14 March 2012
Rafea, a wife and mother of four, lives in a poor Bedouin village in Jordan. A trip to India to learn how to install solar panels brings new economic opportunity to Rafea, and the promise of raising the standard of living in villages all over Jordan.
More than 1 billion people in the world today live in poverty, according to the United Nations. The vast majority are women, most of whom live in developing countries. A critical factor in eradicating world poverty, says the UN, is empowering women.
Teaching women to harness the sun’s power to produce energy presents a unique solution to help achieve both of these goals.
Solar Sister’s reach extends to three countries, benefiting 143 entrepreneurs and bringing solar light to 17,605 people.
Rafea’s story is the subject of “Solar Mamas,” a documentary film that follows three women who leave their respective remote villages in Africa and the Middle East to attend India’s Barefoot College to learn more about solar engineering and help their communities combat the energy crisis.
It’s also a story that’s becoming more common as the connections between empowering women, creating sustainable communities and promoting economic growth become more apparent.
“The way to go about this is not a centralized grid system, which brings in power from hundreds of miles away. It is to bring in basic light right down to the level of basic household wherein they take ownership and control over that technology,” Barefoot College founder Sanjit “Bunker” Roy told CNN. Roy started the college in 1972, and it has since trained hundreds of women as solar engineers. “So why not invest in women, older women, mature women, gutsy women who have roots in the village and train them.”
Also, in remote, rural areas with limited infrastructure and year-round sun, solar-powered energy makes more sense than using traditional fossil fuels.
The Sunderbans, covering parts of India and Bangladesh, is another such area, cut off from the rest of world, which suffers from chronic energy shortage and low socio-economic development because of its remote and difficult landscape.
Situated in the southern region of Gangetic West Bengal, the Sunderbans is a part of the world’s largest delta formed by the rivers Ganges, Brahmaputra and Meghna. The 19-block area is separated from the mainland, and from other blocks, by wide rivers and creeks. Roads and railways are scarce—there are only 42km of rail and 280km of metalled road in the entire inhabited area, about 4444.33 sq km—and the rough terrain makes it difficult to install high-tension transmission line.
About 20% of the area’s population, approximately 216,000 people, use solar PV electricity.
TERI (The Energy and Resources Institute, North America) has been working with women in this region for almost a decade, partnering with the state government and NGOs, to promote solar PV. To date, six women have become solar entrepreneurs, renting solar lanterns, designing electronic items and repairing solar home systems, among other businesses. Not only do these new business ventures provide energy for the community and financial independence for the women, it also gives the women a newfound pride derived from their newly developed solar skills.
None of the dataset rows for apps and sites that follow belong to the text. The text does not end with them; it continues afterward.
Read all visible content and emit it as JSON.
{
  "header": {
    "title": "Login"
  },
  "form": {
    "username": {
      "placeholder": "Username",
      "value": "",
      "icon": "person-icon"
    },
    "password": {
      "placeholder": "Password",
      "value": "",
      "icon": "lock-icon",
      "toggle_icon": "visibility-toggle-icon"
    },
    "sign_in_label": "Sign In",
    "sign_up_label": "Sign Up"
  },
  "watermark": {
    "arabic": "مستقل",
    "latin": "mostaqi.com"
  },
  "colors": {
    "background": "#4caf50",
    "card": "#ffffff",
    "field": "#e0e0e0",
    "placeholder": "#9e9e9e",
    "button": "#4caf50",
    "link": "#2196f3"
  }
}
The UN estimates that around 1.5 billion people worldwide live without electricity, 70% of whom are women and girls in developing nations. They spend hours collecting wood for cooking and heating, and rely on kerosene lanterns or candles for light. Because the women’s domain is the home—they care for and educate children, cook and manage the household—women and girls consistently breathe toxic fumes from kerosene. UC Berkeley researchers found the odds of having tuberculosis were more than nine times greater for women using kerosene lamps for indoor lighting, rather than electricity, and 3.5 times greater for women using biomass fuel for household heating, compared to those using cleaning-burning fuel stoves, according to a 2010 study published in "Environmental Health Perspectives." In addition, they have a greater likelihood of inhaling smoke or suffering injury or death from a lamp fire.
In addition to being dangerous, kerosene is expensive. Solar Sister says the rural poor can spend up to 30% of their family income on kerosene.
This is where organizations like Solar Sister and FlexiWay Solar Solutions come in. “Women need the light the most,” says FlexiWay Solar Solutions, which works with local groups, NGOs and charities to distribute its solar-powered LED lights and replace kerosene lamps in Tanzania.
Business in a bag
Solar Sister takes it a step further, providing rural women with a “business in a bag,” inventory, training and marketing support to start solar micro-enterprise businesses. Solar lamps replace the kerosene lanterns and solar cell phone chargers provide connectivity in even the most energy poor communities. It uses a business model similar to Avon or Mary Kay in the US, but with clean energy technology instead of makeup, providing income for women and light for their communities. To date, Solar Sister’s reach extends to three countries, benefiting 143 entrepreneurs and bringing solar light to 17,605 people.
The World Bank’s “World Development Report 2012: Gender Equality and Development” report argues that closing the gender gap matters because gender equality is a core development objective in its own right. “But it is also smart economics,” it says. “Greater gender equality can enhance productivity, improve development outcomes for the next generation, and make institutions more representative.” As more communities and organizations turn to solar to empower women and shed light on economic and community development, the sky’s—or the sun’s—the limit.
Written by Jessica Lyons Hardcastle, News Editor, Solar Novus Today